Start of Raw data

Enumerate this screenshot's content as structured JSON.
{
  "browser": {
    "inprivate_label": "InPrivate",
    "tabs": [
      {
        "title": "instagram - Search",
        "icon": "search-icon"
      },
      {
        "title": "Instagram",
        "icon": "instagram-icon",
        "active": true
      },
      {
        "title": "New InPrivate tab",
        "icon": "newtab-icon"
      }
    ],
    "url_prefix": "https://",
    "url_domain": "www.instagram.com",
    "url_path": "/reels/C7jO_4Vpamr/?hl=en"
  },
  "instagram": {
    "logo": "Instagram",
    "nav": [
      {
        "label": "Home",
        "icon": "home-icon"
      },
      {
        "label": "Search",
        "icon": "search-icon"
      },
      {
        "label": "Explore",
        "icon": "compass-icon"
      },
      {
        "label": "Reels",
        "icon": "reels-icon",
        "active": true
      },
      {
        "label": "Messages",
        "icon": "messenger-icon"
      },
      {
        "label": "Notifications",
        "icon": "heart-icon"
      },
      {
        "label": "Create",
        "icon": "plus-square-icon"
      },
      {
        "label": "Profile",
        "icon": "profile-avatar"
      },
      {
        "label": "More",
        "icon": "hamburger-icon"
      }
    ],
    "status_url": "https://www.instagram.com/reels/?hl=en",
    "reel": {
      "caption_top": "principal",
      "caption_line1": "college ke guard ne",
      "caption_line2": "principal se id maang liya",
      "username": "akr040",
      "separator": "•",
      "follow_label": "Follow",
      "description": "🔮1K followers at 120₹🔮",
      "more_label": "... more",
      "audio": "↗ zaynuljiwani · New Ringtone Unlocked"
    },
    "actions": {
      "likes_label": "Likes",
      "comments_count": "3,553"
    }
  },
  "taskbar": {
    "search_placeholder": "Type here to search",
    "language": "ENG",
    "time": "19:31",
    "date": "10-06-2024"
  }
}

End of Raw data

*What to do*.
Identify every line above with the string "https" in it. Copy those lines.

*Result*.
    "url_prefix": "https://",
    "status_url": "https://www.instagram.com/reels/?hl=en",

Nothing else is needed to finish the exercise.